Bertha, the world's largest tunneling machine, churning through the rock and mud beneath Seattle, has hit a mysterious roadblock—so mysterious, it is only known for now as "the object."
The New York Times reports that the machine—300 feet long and 5 stories tall—has ground to a halt. Built precisely not to be stopped by, well, just about anything, Bertha has apparently met her match. But what exactly is it? "Something unknown, engineers say—and all the more intriguing to many residents for being unknown—has blocked the progress of the biggest-diameter tunnel-boring machine in use on the planet," the NYT writes.
It is something the managers on site "still simply refer to as 'the object.'"
Some hypothesize a colossal ice age boulder or two, locked down in the sediments beneath the city. Others think it might be "buried train engines." Some think it might be Megatron—which would be fitting. After all, check out this incredible picture of Bertha under construction.
Some believe the city might even be interfering with itself, so to speak, unable to chew through its own past: "Some residents said they believe, or want to believe, that a piece of old Seattle, buried in the pell-mell rush of city-building in the 1800s, when a mucky waterfront wetland was filled in to make room for commerce, could be Bertha's big trouble."
What "a piece of old Seattle" really is is beyond me, as if a chunk of the metropolis had somehow collapsed into the ground below, like some strange, ingested tumor. But, whatever it is—fragments of architecture or just waste rock and rubble—Bertha has been trapped in its net.
Whether it's ice age super-rocks, buried trains, a lost city—or even a UFO—engineers might have to work "at atmospheric pressures similar to what a diver would experience," the New York Times adds, and even spend "time in a decompression chamber" on their way back up to the surface, to find out.
So what is it? What is "the object" blocking Bertha's path?
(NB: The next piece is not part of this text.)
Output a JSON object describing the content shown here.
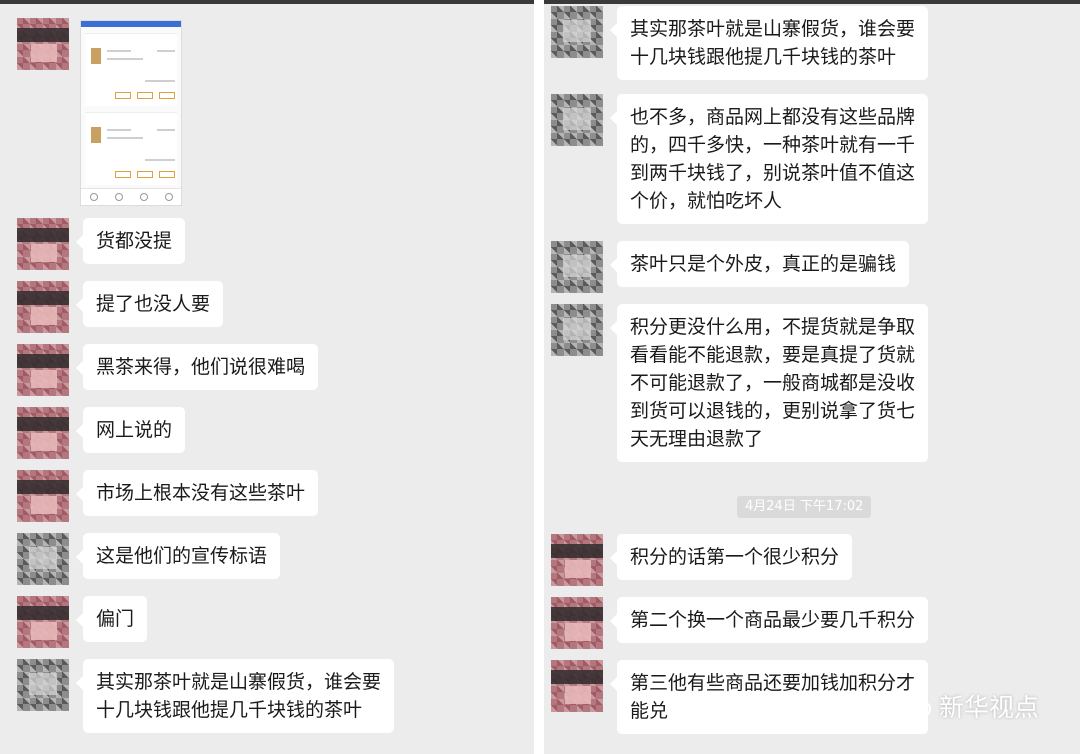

Just look at the size of the tunnels it's been digging; whatever's in the way has got to be one tough mother. [New York Times]
Images courtesy of WSDOT.